In the grand scheme of things, there are certainly worse things than a diagnosis of Addison's Disease.
The period of time between your dog getting sick and being diagnosed can be very scary, indeed. The symptoms of Addison's Disease (AD) can mirror that of so many other things -- things like cancer, tumors, liver failure, etc. -- all of which, in the long run, are far worse than AD.
Because this is a disease that your dog will have for the rest of its life, it is very important for the owner of an A-dog to become very educated about this disease and its treatment. The good news is that modern medicine has made this a very treatable disease! Once properly medicated, an A-dog can go on to live a completely normal life. My dog, Luke, has earned five Championship titles in agility since being diagnosed in 2009!
The key to living well with AD is to work with your veterinarian to find the proper dose of medication for your dog. There are two widely accepted forms of medications for dogs with AD. One is a daily dose of pills called Florinef. Florinef contains a steroid component and thus no other medication is required. Some dogs do very well on Florinef, although the consensus among the A-dog community is that most dogs end up needing higher and higher doses as they continue with treatment. Sometimes this leads to the dog receiving too much of the steroid component, which can cause problems. Those dogs ultimately tend to end up switching to alternate treatments.
My vet and I decided that the better option for my dog, Luke, would be Percorten-V, which is a shot that I give him every four weeks. In addition, I must give him a small amount of Prednisone daily to make up for the cortisol that his body is no longer producing. Luke gets 1.25mg per day, which is pretty miniscule. In times of stress it is often helpful for the owner to up the amount of steroids given and this will vary by dog. I have never come across a situation where my dog needs additional Prednisone. Agility trials are happy stress for him, but he does fine on his usual dose. Staying in a boarding kennel might be one situation where additional Prednisone is recommended.

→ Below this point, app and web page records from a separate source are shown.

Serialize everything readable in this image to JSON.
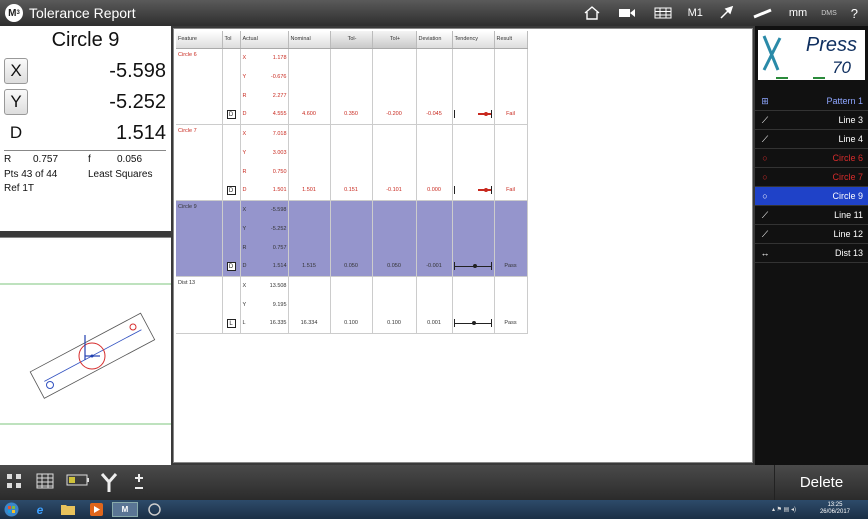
{
  "window": {
    "logo": "M",
    "title": "Tolerance Report",
    "toolbar_text": {
      "m1": "M1",
      "units": "mm",
      "dms": "DMS",
      "help": "?"
    }
  },
  "readout": {
    "feature_name": "Circle 9",
    "rows": [
      {
        "axis": "X",
        "value": "-5.598",
        "button": true
      },
      {
        "axis": "Y",
        "value": "-5.252",
        "button": true
      },
      {
        "axis": "D",
        "value": "1.514",
        "button": false
      }
    ],
    "r_label": "R",
    "r_value": "0.757",
    "f_label": "f",
    "f_value": "0.056",
    "pts": "Pts 43 of 44",
    "fit": "Least Squares",
    "ref": "Ref 1T"
  },
  "table": {
    "headers": [
      "Feature",
      "Tol",
      "Actual",
      "Nominal",
      "Tol-",
      "Tol+",
      "Deviation",
      "Tendency",
      "Result"
    ],
    "groups": [
      {
        "feature": "Circle 6",
        "style": "fail",
        "rows": [
          {
            "axis": "X",
            "actual": "1.178"
          },
          {
            "axis": "Y",
            "actual": "-0.676"
          },
          {
            "axis": "R",
            "actual": "2.277"
          },
          {
            "tol": "D",
            "axis": "D",
            "actual": "4.555",
            "nominal": "4.600",
            "tol_minus": "0.350",
            "tol_plus": "-0.200",
            "deviation": "-0.045",
            "tendency": 0.85,
            "result": "Fail"
          }
        ]
      },
      {
        "feature": "Circle 7",
        "style": "fail",
        "rows": [
          {
            "axis": "X",
            "actual": "7.018"
          },
          {
            "axis": "Y",
            "actual": "3.003"
          },
          {
            "axis": "R",
            "actual": "0.750"
          },
          {
            "tol": "D",
            "axis": "D",
            "actual": "1.501",
            "nominal": "1.501",
            "tol_minus": "0.151",
            "tol_plus": "-0.101",
            "deviation": "0.000",
            "tendency": 0.85,
            "result": "Fail"
          }
        ]
      },
      {
        "feature": "Circle 9",
        "style": "selected",
        "rows": [
          {
            "axis": "X",
            "actual": "-5.598"
          },
          {
            "axis": "Y",
            "actual": "-5.252"
          },
          {
            "axis": "R",
            "actual": "0.757"
          },
          {
            "tol": "D",
            "axis": "D",
            "actual": "1.514",
            "nominal": "1.515",
            "tol_minus": "0.050",
            "tol_plus": "0.050",
            "deviation": "-0.001",
            "tendency": 0.55,
            "result": "Pass"
          }
        ]
      },
      {
        "feature": "Dist 13",
        "style": "normal",
        "rows": [
          {
            "axis": "X",
            "actual": "13.508"
          },
          {
            "axis": "Y",
            "actual": "9.195"
          },
          {
            "tol": "L",
            "axis": "L",
            "actual": "16.335",
            "nominal": "16.334",
            "tol_minus": "0.100",
            "tol_plus": "0.100",
            "deviation": "0.001",
            "tendency": 0.52,
            "result": "Pass"
          }
        ]
      }
    ]
  },
  "feature_list": {
    "brand": "Press",
    "brand_num": "70",
    "items": [
      {
        "icon": "pattern-icon",
        "glyph": "⊞",
        "name": "Pattern 1",
        "state": "first"
      },
      {
        "icon": "line-icon",
        "glyph": "⟋",
        "name": "Line 3",
        "state": "normal"
      },
      {
        "icon": "line-icon",
        "glyph": "⟋",
        "name": "Line 4",
        "state": "normal"
      },
      {
        "icon": "circle-icon",
        "glyph": "○",
        "name": "Circle 6",
        "state": "red"
      },
      {
        "icon": "circle-icon",
        "glyph": "○",
        "name": "Circle 7",
        "state": "red"
      },
      {
        "icon": "circle-icon",
        "glyph": "○",
        "name": "Circle 9",
        "state": "active"
      },
      {
        "icon": "line-icon",
        "glyph": "⟋",
        "name": "Line 11",
        "state": "normal"
      },
      {
        "icon": "line-icon",
        "glyph": "⟋",
        "name": "Line 12",
        "state": "normal"
      },
      {
        "icon": "distance-icon",
        "glyph": "↔",
        "name": "Dist 13",
        "state": "normal"
      }
    ]
  },
  "bottom": {
    "delete_label": "Delete"
  },
  "taskbar": {
    "time": "13:25",
    "date": "26/06/2017"
  },
  "colors": {
    "fail": "#c8281e",
    "selected_row": "#9595cc",
    "active_item": "#1f42c8",
    "red_item": "#d62c2c"
  }
}
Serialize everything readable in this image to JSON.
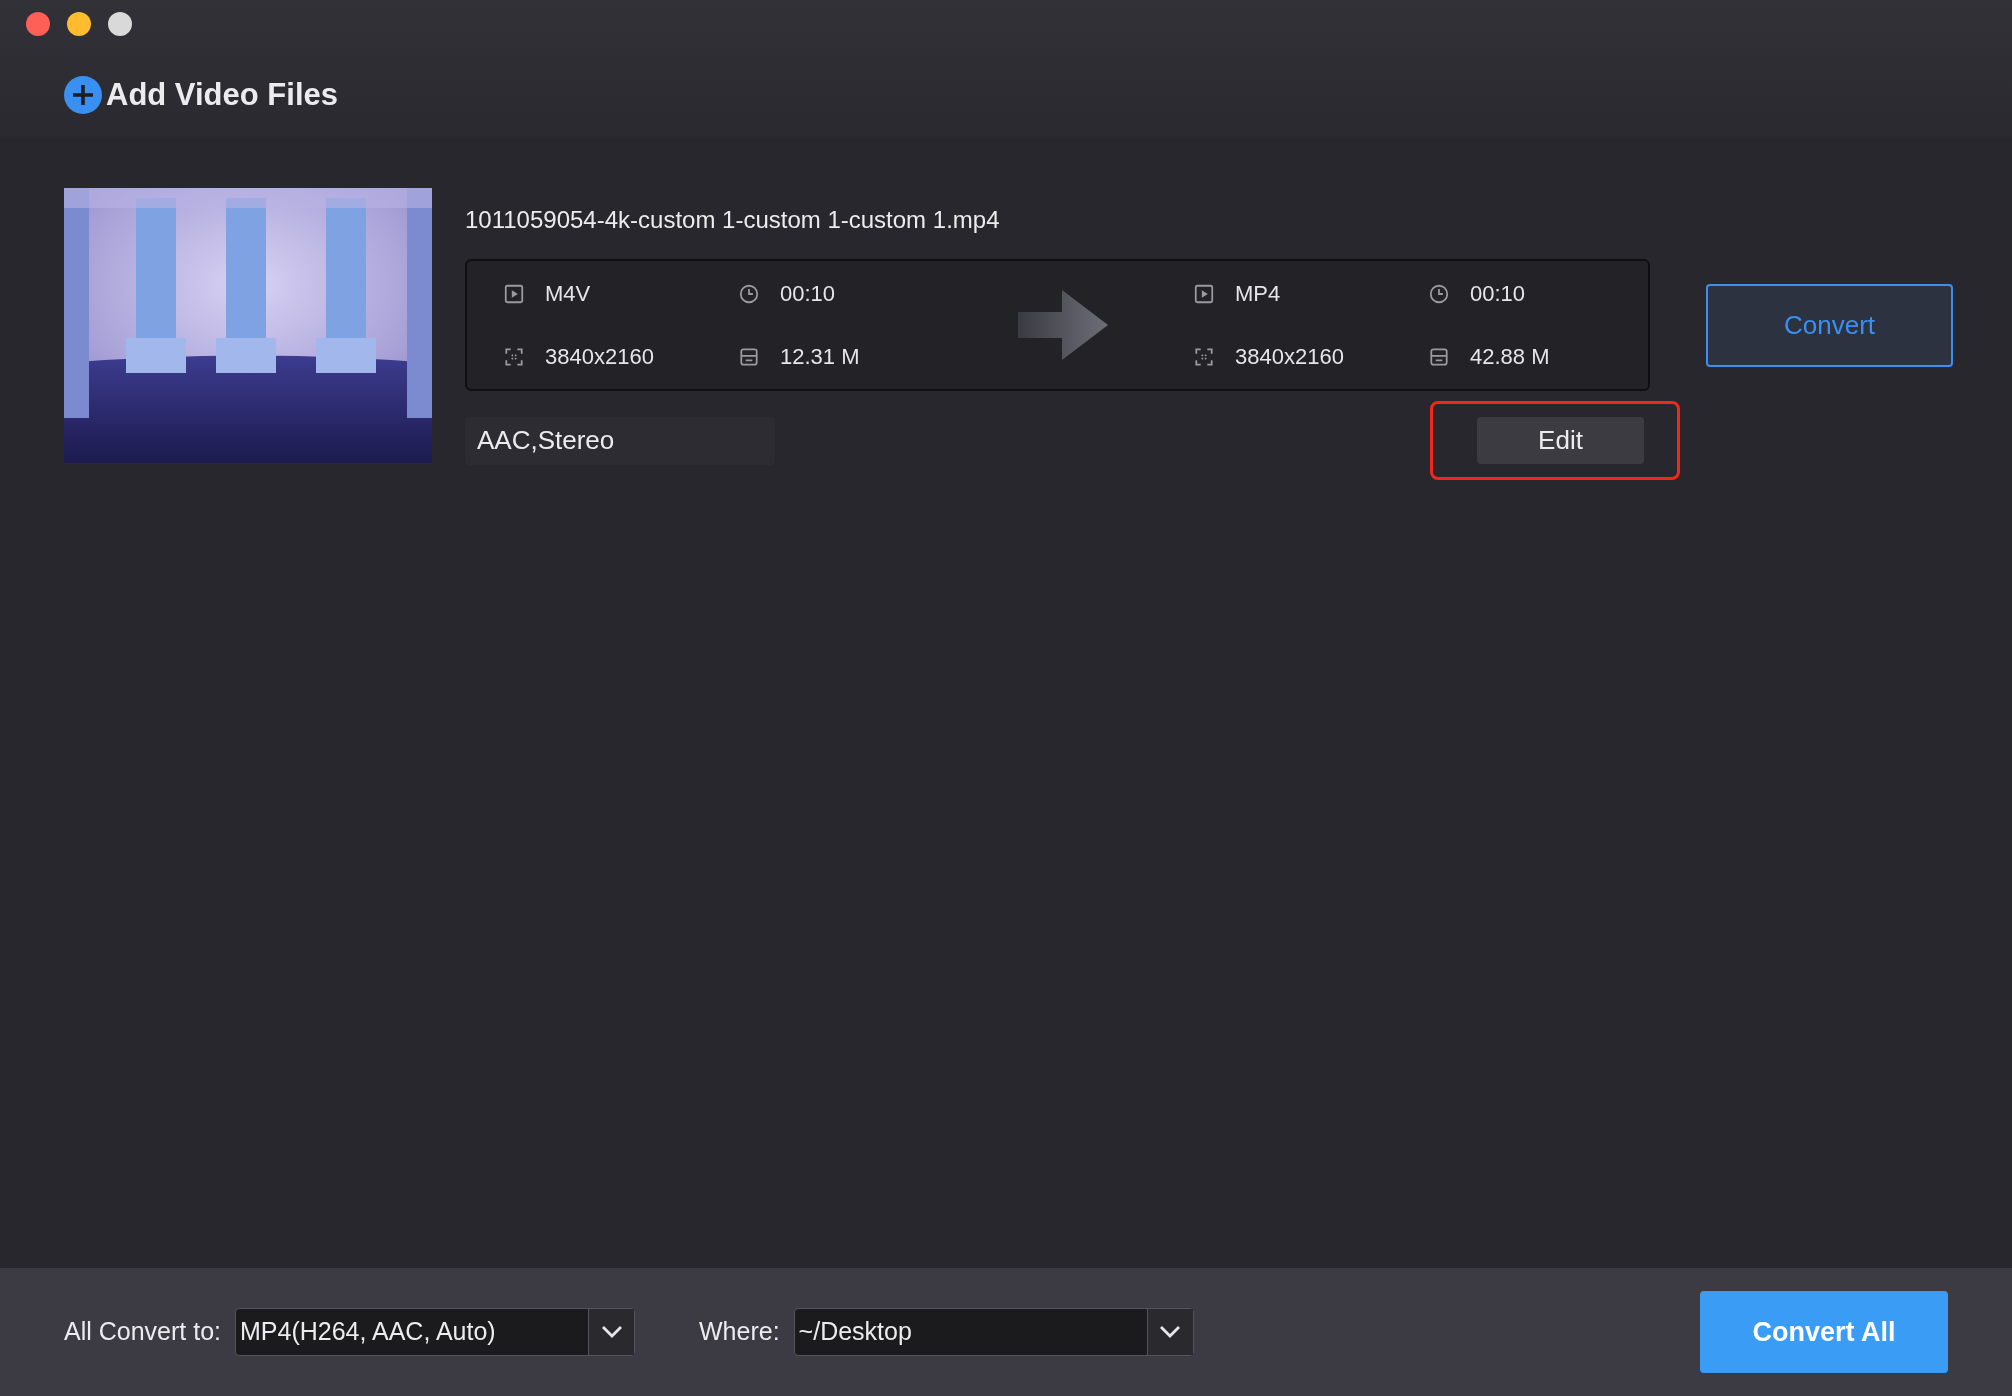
{
  "window": {
    "traffic_lights": [
      {
        "color": "#fe5f57"
      },
      {
        "color": "#febc2e"
      },
      {
        "color": "#d9d9d9"
      }
    ]
  },
  "toolbar": {
    "add_button": "Add Video Files"
  },
  "files": [
    {
      "name": "1011059054-4k-custom 1-custom 1-custom 1.mp4",
      "source": {
        "format": "M4V",
        "duration": "00:10",
        "resolution": "3840x2160",
        "size": "12.31 M"
      },
      "target": {
        "format": "MP4",
        "duration": "00:10",
        "resolution": "3840x2160",
        "size": "42.88 M"
      },
      "audio": "AAC,Stereo",
      "edit_button": {
        "label": "Edit",
        "highlighted": true
      },
      "convert_button": "Convert"
    }
  ],
  "bottom_bar": {
    "convert_to_label": "All Convert to:",
    "convert_to_value": "MP4(H264, AAC, Auto)",
    "where_label": "Where:",
    "where_value": "~/Desktop",
    "convert_all": "Convert All"
  }
}
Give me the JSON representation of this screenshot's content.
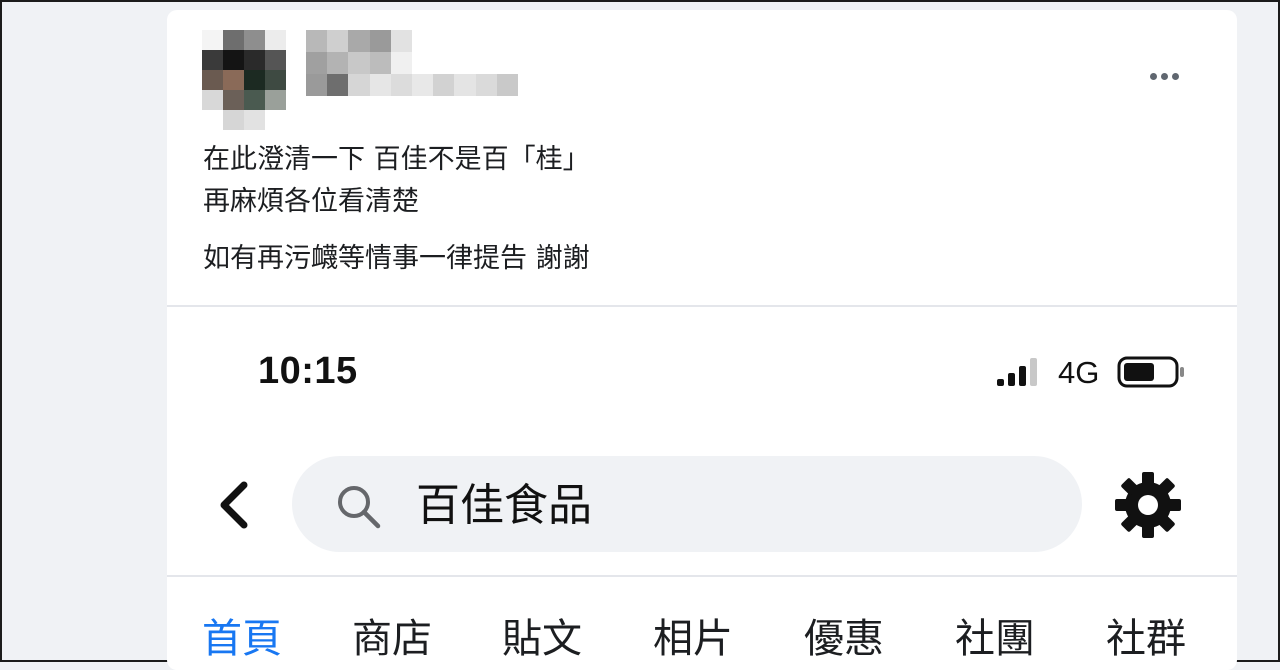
{
  "post": {
    "lines": [
      "在此澄清一下 百佳不是百「桂」",
      "再麻煩各位看清楚",
      "如有再污衊等情事一律提告 謝謝"
    ],
    "more_icon": "more-horizontal-icon"
  },
  "phone": {
    "time": "10:15",
    "network": "4G",
    "icons": {
      "signal": "signal-bars-icon",
      "battery": "battery-icon",
      "back": "back-chevron-icon",
      "search": "search-icon",
      "settings": "gear-icon"
    },
    "search": {
      "value": "百佳食品"
    },
    "tabs": [
      {
        "label": "首頁",
        "active": true
      },
      {
        "label": "商店",
        "active": false
      },
      {
        "label": "貼文",
        "active": false
      },
      {
        "label": "相片",
        "active": false
      },
      {
        "label": "優惠",
        "active": false
      },
      {
        "label": "社團",
        "active": false
      },
      {
        "label": "社群",
        "active": false
      }
    ]
  },
  "colors": {
    "accent": "#1877f2",
    "text": "#1c1e21",
    "page_bg": "#f0f2f5",
    "card_bg": "#ffffff"
  }
}
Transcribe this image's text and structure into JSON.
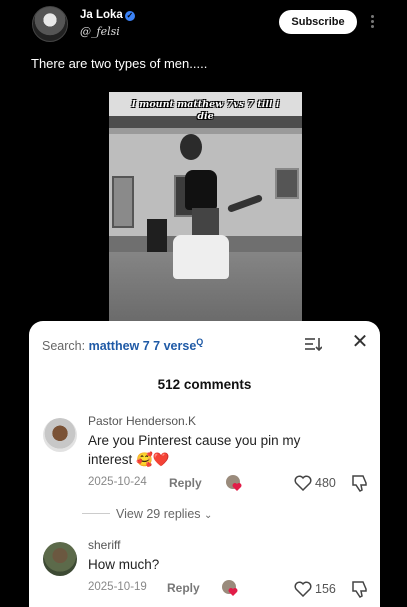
{
  "post": {
    "author_name": "Ja Loka",
    "handle": "@_felsi",
    "subscribe_label": "Subscribe",
    "caption": "There are two types of men.....",
    "video_overlay_text": "I mount matthew 7vs 7 till i die"
  },
  "comments_panel": {
    "search_label": "Search:",
    "search_term": "matthew 7 7 verse",
    "count_text": "512 comments",
    "comments": [
      {
        "author": "Pastor Henderson.K",
        "text": "Are you Pinterest cause you pin my interest 🥰❤️",
        "date": "2025-10-24",
        "reply_label": "Reply",
        "likes": "480"
      },
      {
        "author": "sheriff",
        "text": "How much?",
        "date": "2025-10-19",
        "reply_label": "Reply",
        "likes": "156"
      }
    ],
    "view_replies_label": "View 29 replies"
  },
  "colors": {
    "background": "#000000",
    "sheet": "#ffffff",
    "search_term": "#1f5aa6",
    "verified": "#3b82f6"
  },
  "icons": [
    "verified-badge-icon",
    "more-vertical-icon",
    "sort-icon",
    "close-icon",
    "heart-outline-icon",
    "thumbs-down-icon",
    "creator-heart-reaction-icon",
    "chevron-down-icon"
  ]
}
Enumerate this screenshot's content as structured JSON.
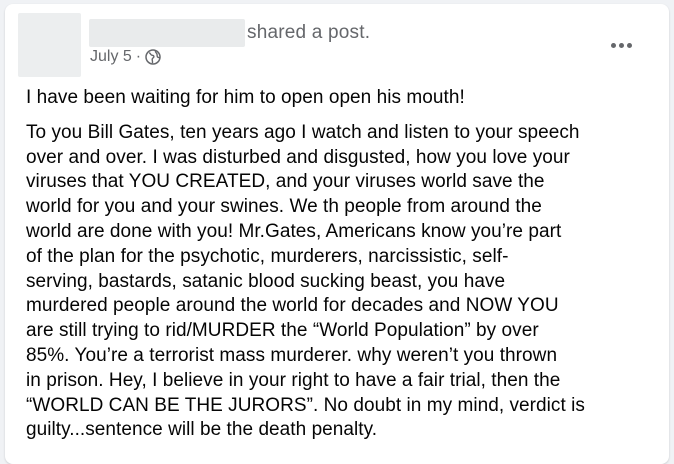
{
  "post": {
    "shared_label": "shared a post.",
    "date": "July 5",
    "separator": "·",
    "privacy_icon": "globe-icon",
    "more_icon": "more-options-icon",
    "paragraph_1": "I have been waiting for him to open open his mouth!",
    "paragraph_2": "To you Bill Gates, ten years ago I watch and listen to your speech\nover and over. I was disturbed and disgusted, how you love your\nviruses that YOU CREATED, and your viruses world save the\nworld for you and your swines. We th people from around the\nworld are done with you!  Mr.Gates, Americans know you’re part\nof the plan for the psychotic, murderers, narcissistic, self-\nserving, bastards, satanic blood sucking beast, you have\nmurdered people around the world for decades and NOW YOU\nare still trying to rid/MURDER the “World Population” by over\n85%. You’re a terrorist mass murderer.  why weren’t you thrown\nin prison. Hey, I believe in your right to have a fair trial, then the\n“WORLD CAN BE THE JURORS”. No doubt in my mind, verdict is\nguilty...sentence will be the death penalty."
  },
  "colors": {
    "background": "#f0f2f5",
    "card": "#ffffff",
    "secondary_text": "#65676b",
    "primary_text": "#050505"
  }
}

Owners of dogs with AD can expect to become good friends with their veterinarians, as it will require frequent visits until the magic dose is found. Once diagnosed and given the first dose of medication, generally you will return for weekly blood tests to make sure things are progressing as they should. In these blood draws, we are checking the dog's electrolyte levels, always aiming for a happy range of Sodium (NA) and Potassium (K) levels. These levels vary depending on your vet's machine, but we shoot for a ratio between 27-40.
When the blood tests reveal that the K is starting to rise and the NA is starting to drop, it's time for another shot of Percorten (or to give higher doses of Florinef). Ideally you are hoping for this to happen within a range of 4-5 weeks. Often times dogs are grossly overmedicated (per label directions) with Percorten and I've heard of some owners going three to four months before their dog is ready for another shot. The negative aspect of this is that these overmedicated dogs often do not start to feel like themselves again until their levels start to balance out again, so the more we can avoid overmedicating, the better! Finding the perfect balance of dose & duration is something that can take a bit of time, and until you settle on that sweet spot you will be making regular trips in for blood work.
Once you get there, though, life is pretty easy! You graduate to doing blood tests quarterly, bi-yearly and then yearly at your dog's annual physical. I write the date of my dog's next shot on my fridge and give him Prednisone every morning with his other supplements. Aside from that, I don't do anything differently for Luke than my other dogs. I do watch him closely, though, and I don't hesitate to take him into the vet for blood work if he seems to be feeling punky. While most dogs settle on a single dose for Percorten and are fine there for life, sometimes there are dogs who will need adjustments later on.
There is a fantastic support group on Yahoo groups that I cannot recommend enough: http://pets.groups.yahoo.com/group/AddisonDogs_ Most of what I know, I learned from that great group of people. It is moderated by owners of other A-dogs who have years of experience in treating this disease. There are even a couple of respected veterinarians who make appearances (most notably, Dr. Nancy Kay, author of "Speaking for Spot" and also Dr. Julia Bates, known for being one of the first veterinarians to do a study on starting with lower doses of Percorten). Often times owners of newly diagnosed A-dogs can feel tremendously overwhelmed. Having a support network of other A-dog owners is invaluable and also helps those who unfortunately are dealing with veterinarians who are not well educated about the disease or its treatment.
It costs me approximately $40/month to treat Luke for Addison's Disease. It is a paltry sum for the quality time I get to continue to spend with my dog! :o)